KRAMER: That's correct. I should add that because the war went on for nine years with Soviet troops there, the status of it changed quite a bit. By mid-1983 or so, in other words you're talking about three and a half years into the war, Soviet commanders shifted to a much more widespread counter insurgency strategy that emphasized quite brutal tactics and it came at a great cost to the Afghan population but it did achieve considerable progress and over the next few years, Soviet forces did gain considerable control of Afghanistan and in fact, by early 1986, several months or close to a year after Gorbachev, Mikhail Gorbachev had come to power, Soviet troops were on the verge of annihilating the Afghan resistance but an important change happened at that point which was that political calculations in Moscow changed and it's now clear from de-classified documents that as early as November, 1985, Gorbachev, at a Soviet party bureau meeting indicated that a decision had been made to withdraw Soviet troops from Afghanistan. So curiously enough, at the very time that military progress was being made, the political calculation changed the whole game and so from the on, it was really a question of when Soviet troops would be withdrawn, not whether they should be.

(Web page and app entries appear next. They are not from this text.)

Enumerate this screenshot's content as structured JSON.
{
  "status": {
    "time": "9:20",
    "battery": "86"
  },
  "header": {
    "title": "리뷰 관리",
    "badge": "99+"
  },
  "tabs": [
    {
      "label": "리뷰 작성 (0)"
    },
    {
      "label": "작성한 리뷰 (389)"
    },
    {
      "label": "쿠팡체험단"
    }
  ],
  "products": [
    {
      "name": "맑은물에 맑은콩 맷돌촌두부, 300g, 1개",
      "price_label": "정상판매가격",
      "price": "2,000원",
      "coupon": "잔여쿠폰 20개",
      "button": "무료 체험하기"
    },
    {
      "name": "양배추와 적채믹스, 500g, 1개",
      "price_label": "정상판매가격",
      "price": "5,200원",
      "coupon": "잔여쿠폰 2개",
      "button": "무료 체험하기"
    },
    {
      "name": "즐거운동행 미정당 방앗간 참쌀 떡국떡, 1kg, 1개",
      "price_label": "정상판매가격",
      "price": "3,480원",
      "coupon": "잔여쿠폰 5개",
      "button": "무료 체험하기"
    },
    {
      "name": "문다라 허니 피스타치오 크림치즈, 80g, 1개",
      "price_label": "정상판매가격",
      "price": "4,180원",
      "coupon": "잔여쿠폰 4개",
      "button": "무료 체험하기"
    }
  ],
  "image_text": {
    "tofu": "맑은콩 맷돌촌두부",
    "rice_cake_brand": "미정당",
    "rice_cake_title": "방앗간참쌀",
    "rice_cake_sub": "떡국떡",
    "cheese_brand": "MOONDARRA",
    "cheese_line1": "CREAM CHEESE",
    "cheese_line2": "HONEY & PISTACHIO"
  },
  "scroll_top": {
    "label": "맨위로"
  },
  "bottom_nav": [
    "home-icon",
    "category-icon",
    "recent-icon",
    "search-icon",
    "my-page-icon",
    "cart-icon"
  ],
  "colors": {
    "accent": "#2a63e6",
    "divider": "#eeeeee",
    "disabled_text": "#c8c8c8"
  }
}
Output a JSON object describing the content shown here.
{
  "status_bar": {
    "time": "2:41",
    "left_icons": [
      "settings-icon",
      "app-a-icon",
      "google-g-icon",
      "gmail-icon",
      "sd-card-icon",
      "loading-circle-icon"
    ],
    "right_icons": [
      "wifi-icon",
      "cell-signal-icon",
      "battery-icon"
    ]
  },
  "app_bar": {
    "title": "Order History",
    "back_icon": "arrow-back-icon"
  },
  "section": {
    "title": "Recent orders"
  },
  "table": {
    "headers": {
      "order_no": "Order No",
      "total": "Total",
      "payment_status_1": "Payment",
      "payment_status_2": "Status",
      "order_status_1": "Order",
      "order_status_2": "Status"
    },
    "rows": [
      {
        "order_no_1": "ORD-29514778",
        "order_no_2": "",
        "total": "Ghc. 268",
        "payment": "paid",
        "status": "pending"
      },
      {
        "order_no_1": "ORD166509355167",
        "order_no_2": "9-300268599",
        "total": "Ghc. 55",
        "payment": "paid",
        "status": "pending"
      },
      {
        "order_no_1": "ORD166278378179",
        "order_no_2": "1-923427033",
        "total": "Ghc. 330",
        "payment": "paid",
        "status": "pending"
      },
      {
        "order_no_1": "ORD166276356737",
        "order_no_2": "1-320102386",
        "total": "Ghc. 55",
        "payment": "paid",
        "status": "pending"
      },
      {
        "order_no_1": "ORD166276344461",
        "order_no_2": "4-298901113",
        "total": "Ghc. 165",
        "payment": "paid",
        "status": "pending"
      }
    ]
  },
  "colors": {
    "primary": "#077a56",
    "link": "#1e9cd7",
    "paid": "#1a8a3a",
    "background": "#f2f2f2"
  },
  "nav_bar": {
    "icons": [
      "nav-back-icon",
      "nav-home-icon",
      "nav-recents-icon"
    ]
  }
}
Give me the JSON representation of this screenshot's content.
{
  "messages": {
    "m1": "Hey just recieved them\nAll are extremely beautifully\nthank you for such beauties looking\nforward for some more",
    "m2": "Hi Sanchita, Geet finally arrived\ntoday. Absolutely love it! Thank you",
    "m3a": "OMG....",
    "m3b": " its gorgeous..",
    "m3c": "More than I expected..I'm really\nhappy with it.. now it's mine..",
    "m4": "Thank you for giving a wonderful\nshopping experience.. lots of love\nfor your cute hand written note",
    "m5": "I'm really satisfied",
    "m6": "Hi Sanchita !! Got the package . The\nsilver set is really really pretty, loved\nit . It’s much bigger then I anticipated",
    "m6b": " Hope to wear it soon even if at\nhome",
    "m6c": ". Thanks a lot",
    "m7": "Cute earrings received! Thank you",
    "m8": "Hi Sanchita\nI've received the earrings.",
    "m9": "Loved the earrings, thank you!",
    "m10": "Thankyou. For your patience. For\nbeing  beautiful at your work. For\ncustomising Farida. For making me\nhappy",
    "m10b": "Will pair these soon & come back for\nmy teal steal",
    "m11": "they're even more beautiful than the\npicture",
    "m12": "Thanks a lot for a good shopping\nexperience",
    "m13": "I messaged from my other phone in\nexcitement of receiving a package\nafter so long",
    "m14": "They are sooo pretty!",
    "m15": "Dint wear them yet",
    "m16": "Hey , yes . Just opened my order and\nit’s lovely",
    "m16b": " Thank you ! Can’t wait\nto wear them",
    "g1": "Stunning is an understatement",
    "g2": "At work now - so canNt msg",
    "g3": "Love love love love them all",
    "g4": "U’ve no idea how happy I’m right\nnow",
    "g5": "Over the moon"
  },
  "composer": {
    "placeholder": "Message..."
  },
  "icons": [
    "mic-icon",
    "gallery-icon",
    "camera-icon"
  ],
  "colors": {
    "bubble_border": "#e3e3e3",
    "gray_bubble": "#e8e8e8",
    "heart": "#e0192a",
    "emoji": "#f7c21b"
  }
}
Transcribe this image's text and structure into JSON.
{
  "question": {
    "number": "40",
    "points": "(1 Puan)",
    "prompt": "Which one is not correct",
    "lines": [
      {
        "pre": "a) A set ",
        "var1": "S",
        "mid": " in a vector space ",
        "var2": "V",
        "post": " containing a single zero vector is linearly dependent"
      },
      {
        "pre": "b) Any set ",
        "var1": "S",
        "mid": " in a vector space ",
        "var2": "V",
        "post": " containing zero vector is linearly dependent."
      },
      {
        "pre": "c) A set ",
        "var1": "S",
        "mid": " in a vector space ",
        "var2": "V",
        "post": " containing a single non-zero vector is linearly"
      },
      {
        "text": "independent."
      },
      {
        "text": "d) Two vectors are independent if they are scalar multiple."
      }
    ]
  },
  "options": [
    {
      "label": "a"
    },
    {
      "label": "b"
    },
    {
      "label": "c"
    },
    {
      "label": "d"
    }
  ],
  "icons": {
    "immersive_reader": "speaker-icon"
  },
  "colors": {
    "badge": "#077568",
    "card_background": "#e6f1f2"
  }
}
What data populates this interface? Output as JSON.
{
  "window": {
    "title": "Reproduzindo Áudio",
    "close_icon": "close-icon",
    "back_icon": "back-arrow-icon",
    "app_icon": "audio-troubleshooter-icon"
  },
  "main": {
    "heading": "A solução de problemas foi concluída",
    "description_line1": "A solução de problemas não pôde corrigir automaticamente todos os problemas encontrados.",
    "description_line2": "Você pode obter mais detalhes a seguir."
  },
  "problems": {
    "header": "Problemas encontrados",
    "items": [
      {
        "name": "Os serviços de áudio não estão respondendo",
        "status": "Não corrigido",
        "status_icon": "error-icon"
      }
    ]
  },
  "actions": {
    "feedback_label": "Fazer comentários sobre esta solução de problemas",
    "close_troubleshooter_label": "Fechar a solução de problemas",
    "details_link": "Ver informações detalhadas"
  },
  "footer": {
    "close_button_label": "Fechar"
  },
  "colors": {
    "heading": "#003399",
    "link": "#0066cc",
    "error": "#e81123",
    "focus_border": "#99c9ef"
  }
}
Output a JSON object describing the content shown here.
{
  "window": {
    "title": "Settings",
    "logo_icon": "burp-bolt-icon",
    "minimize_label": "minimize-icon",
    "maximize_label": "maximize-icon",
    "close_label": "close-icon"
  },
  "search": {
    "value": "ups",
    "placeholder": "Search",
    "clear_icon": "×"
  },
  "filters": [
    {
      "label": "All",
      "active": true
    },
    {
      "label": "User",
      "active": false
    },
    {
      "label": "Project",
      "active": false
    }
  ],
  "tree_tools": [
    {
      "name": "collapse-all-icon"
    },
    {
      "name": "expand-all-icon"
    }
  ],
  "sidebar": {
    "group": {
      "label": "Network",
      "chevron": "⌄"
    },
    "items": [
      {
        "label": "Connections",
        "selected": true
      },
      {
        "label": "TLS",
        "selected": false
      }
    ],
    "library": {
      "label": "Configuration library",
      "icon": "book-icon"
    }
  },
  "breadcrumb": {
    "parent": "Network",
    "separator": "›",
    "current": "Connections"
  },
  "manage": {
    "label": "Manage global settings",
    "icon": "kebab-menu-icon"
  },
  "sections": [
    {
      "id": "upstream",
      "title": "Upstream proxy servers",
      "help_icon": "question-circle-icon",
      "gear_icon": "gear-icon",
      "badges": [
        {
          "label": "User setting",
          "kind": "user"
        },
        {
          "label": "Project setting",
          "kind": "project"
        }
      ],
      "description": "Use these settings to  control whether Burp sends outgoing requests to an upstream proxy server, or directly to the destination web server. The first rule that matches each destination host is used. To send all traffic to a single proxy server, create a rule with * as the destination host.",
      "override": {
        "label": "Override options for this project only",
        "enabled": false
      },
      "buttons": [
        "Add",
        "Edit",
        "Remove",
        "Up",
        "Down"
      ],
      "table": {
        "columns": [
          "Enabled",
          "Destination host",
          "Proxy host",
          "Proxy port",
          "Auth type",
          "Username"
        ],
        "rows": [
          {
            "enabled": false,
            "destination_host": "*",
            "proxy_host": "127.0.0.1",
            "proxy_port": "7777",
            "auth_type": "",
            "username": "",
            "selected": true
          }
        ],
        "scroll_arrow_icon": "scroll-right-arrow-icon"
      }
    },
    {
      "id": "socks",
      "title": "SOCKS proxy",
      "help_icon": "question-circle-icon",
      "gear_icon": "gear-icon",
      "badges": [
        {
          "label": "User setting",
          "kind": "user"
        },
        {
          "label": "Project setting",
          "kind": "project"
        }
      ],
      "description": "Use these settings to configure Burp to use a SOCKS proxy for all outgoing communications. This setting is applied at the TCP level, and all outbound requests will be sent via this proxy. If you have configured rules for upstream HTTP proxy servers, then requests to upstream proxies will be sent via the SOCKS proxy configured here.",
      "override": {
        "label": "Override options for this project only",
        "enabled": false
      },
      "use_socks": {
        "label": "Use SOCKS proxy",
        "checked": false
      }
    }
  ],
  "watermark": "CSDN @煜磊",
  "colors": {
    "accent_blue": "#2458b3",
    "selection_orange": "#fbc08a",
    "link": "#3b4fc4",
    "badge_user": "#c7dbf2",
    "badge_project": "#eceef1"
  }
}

WERMAN: So are you saying that by 1986 if the Soviets had stayed in Afghanistan, they would have won militarily if you had taken a political ??
KRAMER: Yeah, I mean basically if you look purely, and again counterinsurgency was incorporating an important political element so I don't mean to leave that out, but in terms of military progress, Soviet troops were on the verge of annihilating the Afghan resistance at that point, even after Soviet troops did pull out in early 1989, even though it's now depicted as a failure. In fact, the regime that they left in power, which was headed by pro-Soviet Communist leader, [SOUNDS LIKE] Nagi Buwa, that regime sustained itself in power for the rest of the Soviet period without Soviet troops on Afghan territory and that simply would not have been possible for the Afghan government at the time that Soviet troops moved in.
WERMAN: Mark Kramer directs the Harvard Project on Cold War Studies. He's been speaking with us from Sofia, Bulgaria. Thank you so much for your time.
KRAMER: Thank you.